When your toddler is sniffling, sneezing, and coughing, it can be miserable for both them and you. So that everyone can feel better and get back to sleep, parents want to quickly identify the culprit: Is it allergies or a cold? In the absence of a fever or news of a cold going around daycare, it can be difficult to diagnose on your own. Colds are definitely more common, especially if your child is in daycare. A cold will run its course in a couple of weeks, whereas allergies can persist and require ongoing treatment.
But you don’t have to wait two weeks to determine what’s happening with your toddler. Here are some ways to tell if they’re suffering from either allergies or a cold.
According to Steven Goudy, M.D., pediatric ENT and founder of Dr. Noze Best, “The purpose of this mucus is to keep the linings of your nose and sinuses moist, trap dust and other particles you inhale, and fight infections.”
When a cold virus first strikes, our nose makes lots of clear mucus. This helps wash the virus from the nose and sinuses. As the cold continues, however, the mucus becomes progressively thicker and takes on a yellow or green hue. This change in color is likely due to an increase in white blood cells, which could be fighting a viral or a bacterial infection. Nasal drainage, sneezing, and coughing are good indicators of a cold as well.
Mucus resulting from allergies, on the other hand, is more likely to be thinner with a clear, watery appearance. (However, mucus can still be clear with a cold.)
Both allergies and viral infections can cause skin irritations. Of course, any rash accompanied by fever, swelling, or pus is also cause for concern and immediate medical attention.
If you notice a patch of scaly or leathery skin that’s irritated and itchy, then it’s a good idea to assess for allergies. If your child has a rash that lasts more than a few days or doesn’t get better with topical ointments, contact your pediatrician immediately. Skin changes that include hives require immediate doctor evaluation.
Viral skin irritations usually only last a few days to a couple of weeks, and they aren’t usually as itchy or painful as those caused by allergies.
Baby’s eyes can be irritated with a cold, but red, itchy, watery eyes are common symptoms of allergies. Dark circles under the eyes, known as “allergic shiners,” can be a tell-tale sign of an allergic response.
“Babies are obligate nose breathers,” says Dr. Goudy. “They breathe through their nose, almost exclusively, for the first year of life. Nasal congestion impacts breathing and impairs the suck-swallow-breathe rhythm and can make sleeping less comfortable.”
Colds affect not only breathing, but eating and sleeping as well. If your child’s appetite suffers, it’s most likely a viral infection.
However, allergies can also affect breathing. While babies with allergies might have a cough, if it includes wheezing, then there’s the possibility of reactive airway disease otherwise known as asthma, which may or may not be related to allergies. Babies and small children cannot be tested for asthma until they are older and able to comply with breathing tests; until then, the diagnosis of suspected asthma is normally made.
Seasonality and the Environment Considerations

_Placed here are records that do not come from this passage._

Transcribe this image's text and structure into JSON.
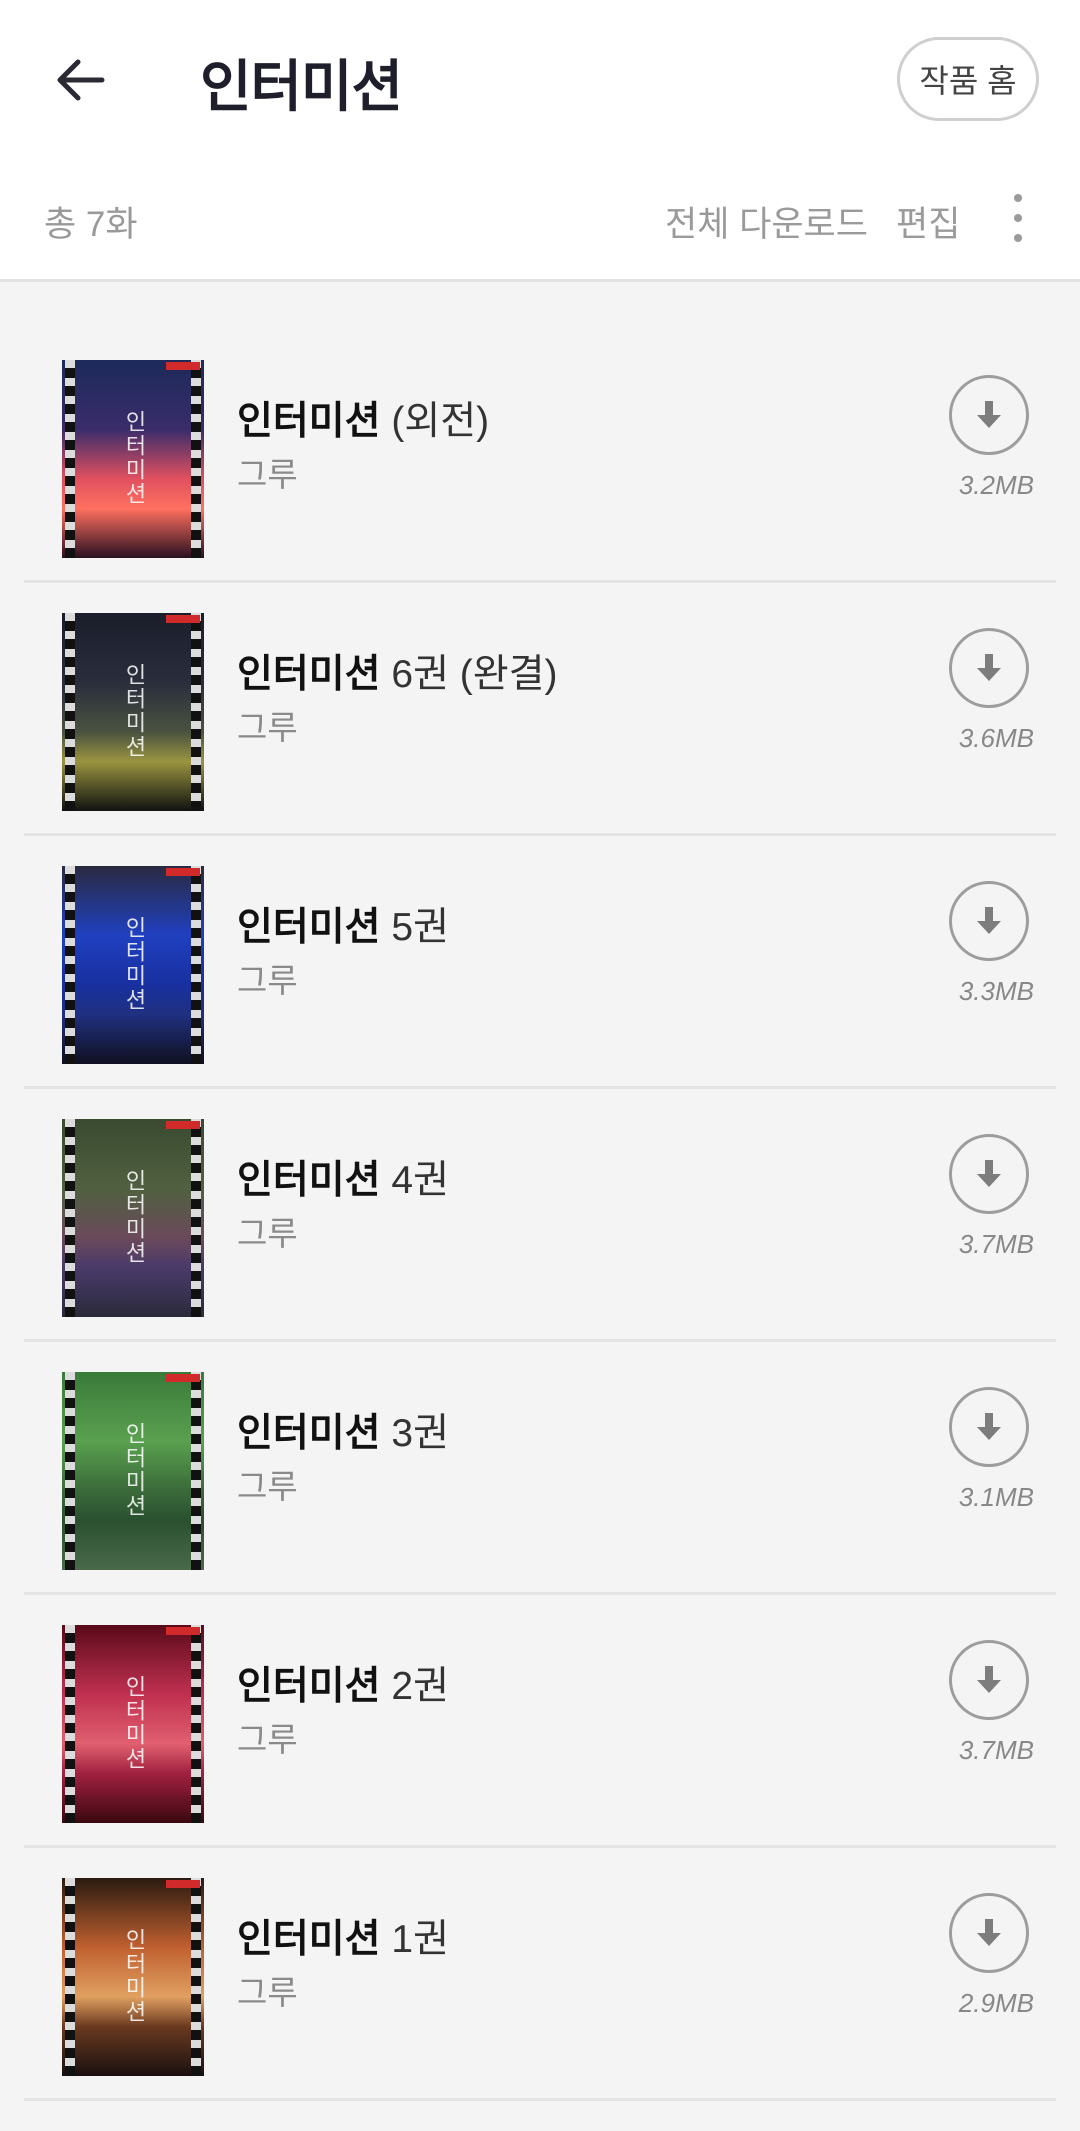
{
  "header": {
    "title": "인터미션",
    "home_label": "작품 홈"
  },
  "toolbar": {
    "total": "총 7화",
    "download_all": "전체 다운로드",
    "edit": "편집"
  },
  "items": [
    {
      "title": "인터미션",
      "suffix": "(외전)",
      "author": "그루",
      "size": "3.2MB",
      "cover_title": "인터미션",
      "cover_colors": [
        "#1c2a5a",
        "#3a2c6a",
        "#e05060",
        "#ff7060",
        "#2a1020"
      ]
    },
    {
      "title": "인터미션",
      "suffix": "6권 (완결)",
      "author": "그루",
      "size": "3.6MB",
      "cover_title": "인터미션",
      "cover_colors": [
        "#1a1d2a",
        "#2a2d3c",
        "#4a5240",
        "#9a9440",
        "#101210"
      ]
    },
    {
      "title": "인터미션",
      "suffix": "5권",
      "author": "그루",
      "size": "3.3MB",
      "cover_title": "인터미션",
      "cover_colors": [
        "#2a2a40",
        "#2040c0",
        "#1830a0",
        "#203080",
        "#101020"
      ]
    },
    {
      "title": "인터미션",
      "suffix": "4권",
      "author": "그루",
      "size": "3.7MB",
      "cover_title": "인터미션",
      "cover_colors": [
        "#3a4a30",
        "#506040",
        "#6a4a5a",
        "#4a3a6a",
        "#2a2a3a"
      ]
    },
    {
      "title": "인터미션",
      "suffix": "3권",
      "author": "그루",
      "size": "3.1MB",
      "cover_title": "인터미션",
      "cover_colors": [
        "#3a7a3a",
        "#5aa050",
        "#3a6a3a",
        "#2a5030",
        "#4a6a4a"
      ]
    },
    {
      "title": "인터미션",
      "suffix": "2권",
      "author": "그루",
      "size": "3.7MB",
      "cover_title": "인터미션",
      "cover_colors": [
        "#5a0a1a",
        "#c03050",
        "#e06070",
        "#a02040",
        "#3a0810"
      ]
    },
    {
      "title": "인터미션",
      "suffix": "1권",
      "author": "그루",
      "size": "2.9MB",
      "cover_title": "인터미션",
      "cover_colors": [
        "#2a1a10",
        "#c06030",
        "#e0a060",
        "#6a3a20",
        "#1a1010"
      ]
    }
  ],
  "colors": {
    "background": "#f4f4f4",
    "header_bg": "#ffffff",
    "title": "#1f1f2b",
    "muted": "#9a9a9a"
  }
}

Seasonality is also something to take into account; if the onset of the symptoms coincides with a change in seasons or seems to happen around the same time each year, it’s a good idea to consult your child’s doctor about environmental allergies from indoor or outdoor allergens (things your child is allergic to).
“While environmental allergies typically don’t present until babies are 18 months or older, food allergies can start to appear much earlier,” says Dr. Goudy. Ask yourself the following questions: Is there a history of allergies in the family? Does your baby have to change formula or foods a lot? Answering “yes” to either of these questions can indicate allergies are at play.
More Allergy Symptoms
Allergies have other symptoms in babies and children, such as:
- The inside of child’s nose is swollen
- The back of your child’s throat has a bumpy pattern (“cobblestoning”)
- There is a visible crease on nasal tip (“allergic salute”)
For immediate relief, over-the-counter medications are available to families, but they should only be administered after discussion with your doctor.
If symptoms persist, your doctor might want to test for allergies, especially if there is the possibility of food sensitivities. The evaluation can include a radioallergosorbent (RAST) blood test, which detects specific antibodies to determine what allergens are causing the reaction. Your allergist will determine the course of treatment based on blood and skin test findings. Treatment can include allergy shots, reduction in exposure to potential allergens, adjusting the humidity of the sleeping environment, and the use of nasal saline.
When in Doubt, Call Your Pediatrician
There’s always someone on call to help you manage your baby’s care at home. Lean on their expertise so that everyone can be feeling better, faster.